Rhys used his travel card to buy a television online. When the television was delivered, it did not suit his needs so Rhys returned it to the store and the store processed a credit to his travel card.
The travel card provider did not allow for credits to a travel card unless those credits came from the cardholder’s bank account or an identifiable source. Because the television had been bought from an online retailer, and the credit processed by a physical retailer, the travel card provider did not connect the transactions and identified it as a suspicious transaction, placing a hold on the account. The travel card provider emailed Rhys and asked him to call to discuss the transaction.
Rhys explained that the online retailer and the physical retailer were in fact the same company. The travel card provider’s call centre staff did not have the authority to release the hold, so the hold remained on the account until the suspicious transaction team could review the account again. Rhys was annoyed that the hold could not be lifted immediately, and made a complaint.
Two days later the hold was released, but in the meantime a direct debit payment to Rhys’s energy provider had been dishonoured.
The travel card provider apologised to Rhys and credited $100 to his account. Rhys was not satisfied with the amount of compensation, and referred his complaint to FSCL.
Rhys said it was very inconvenient that he could not use his card for two days. Although he was not overseas, and did have an alternative source of funds, he considered the call centre staff should have accepted his explanation and lifted the hold immediately. In addition, Rhys felt his good reputation with his energy retailer had been tarnished by the dishonoured transaction.
The travel card provider said that its apology and compensation already paid was a reasonable resolution of the complaint.
The travel card provider had good reasons for placing the hold on the account and we thought that the travel card provider’s response was reasonable. Although it took a couple of days to release the hold, during this time Rhys had access to other money. We agreed it would be embarrassing to have a direct debit transaction declined and suggested the travel card provider could write to Rhys’s energy provider and explain.
The travel card provider declined to write to the energy retailer explaining that the travel card is not intended to be used as a transactional card, in the way a credit card is used. The travel card provider said Rhys should not have used the card to pay for direct debits, so it was not responsible for Rhys’s embarrassment.
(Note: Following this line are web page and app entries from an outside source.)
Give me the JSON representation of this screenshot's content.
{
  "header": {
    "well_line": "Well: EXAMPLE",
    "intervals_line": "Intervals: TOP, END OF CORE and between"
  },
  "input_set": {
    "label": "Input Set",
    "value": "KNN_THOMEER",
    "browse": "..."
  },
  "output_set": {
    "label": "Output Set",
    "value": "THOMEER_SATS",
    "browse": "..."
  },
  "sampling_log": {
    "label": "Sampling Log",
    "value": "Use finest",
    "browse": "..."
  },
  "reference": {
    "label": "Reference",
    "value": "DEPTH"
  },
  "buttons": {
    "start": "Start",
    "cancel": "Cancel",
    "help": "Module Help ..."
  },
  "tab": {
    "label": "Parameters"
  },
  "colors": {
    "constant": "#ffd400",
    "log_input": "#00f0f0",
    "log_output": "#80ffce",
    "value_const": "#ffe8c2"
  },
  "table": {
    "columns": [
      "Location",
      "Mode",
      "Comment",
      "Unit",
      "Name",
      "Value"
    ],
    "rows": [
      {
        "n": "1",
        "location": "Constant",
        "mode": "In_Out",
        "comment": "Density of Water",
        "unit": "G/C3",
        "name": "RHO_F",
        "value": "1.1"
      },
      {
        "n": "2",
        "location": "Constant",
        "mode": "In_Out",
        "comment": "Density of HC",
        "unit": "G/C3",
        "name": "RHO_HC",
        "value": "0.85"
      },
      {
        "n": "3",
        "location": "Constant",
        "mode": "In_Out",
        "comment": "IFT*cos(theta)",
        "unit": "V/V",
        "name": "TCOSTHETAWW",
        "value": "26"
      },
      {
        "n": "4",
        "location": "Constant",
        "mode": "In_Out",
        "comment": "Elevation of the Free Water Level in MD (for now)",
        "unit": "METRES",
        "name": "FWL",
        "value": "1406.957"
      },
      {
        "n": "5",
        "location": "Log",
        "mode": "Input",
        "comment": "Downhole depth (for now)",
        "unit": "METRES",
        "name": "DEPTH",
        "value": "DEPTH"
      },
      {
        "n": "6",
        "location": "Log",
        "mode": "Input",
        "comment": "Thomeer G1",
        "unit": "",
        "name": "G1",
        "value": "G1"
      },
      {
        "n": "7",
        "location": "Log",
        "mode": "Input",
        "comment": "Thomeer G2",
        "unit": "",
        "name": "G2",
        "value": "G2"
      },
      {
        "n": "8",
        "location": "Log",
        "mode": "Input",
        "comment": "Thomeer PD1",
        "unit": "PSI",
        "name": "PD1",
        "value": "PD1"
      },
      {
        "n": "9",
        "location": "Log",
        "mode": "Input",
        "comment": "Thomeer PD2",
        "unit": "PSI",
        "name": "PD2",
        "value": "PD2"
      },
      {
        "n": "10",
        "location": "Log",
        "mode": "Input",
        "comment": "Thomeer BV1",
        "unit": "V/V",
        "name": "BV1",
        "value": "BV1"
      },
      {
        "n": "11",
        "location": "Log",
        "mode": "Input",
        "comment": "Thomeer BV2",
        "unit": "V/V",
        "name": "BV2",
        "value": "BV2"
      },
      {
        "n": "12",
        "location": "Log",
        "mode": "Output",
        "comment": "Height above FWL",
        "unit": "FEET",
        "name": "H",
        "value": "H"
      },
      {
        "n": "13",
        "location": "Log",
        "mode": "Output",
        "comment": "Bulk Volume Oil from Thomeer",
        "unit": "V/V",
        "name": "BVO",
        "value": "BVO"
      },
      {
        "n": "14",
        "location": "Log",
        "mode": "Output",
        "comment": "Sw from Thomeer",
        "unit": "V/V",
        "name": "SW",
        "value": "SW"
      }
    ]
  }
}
When we explained the travel card provider’s response to Rhys, he accepted that there was nothing further we could do and withdrew his complaint.
Insights for consumers
From time to time we all experience inconvenience. Where the inconvenience is minor, there is no expectation that compensation will be paid. However, where there are significant consequences we may require a provider to pay compensation. Determining compensation is a balancing act. In this case, we took into consideration the severity of the consequences and the time the matter was ongoing, and found that the travel card provider’s response was proportionate to the inconvenience caused.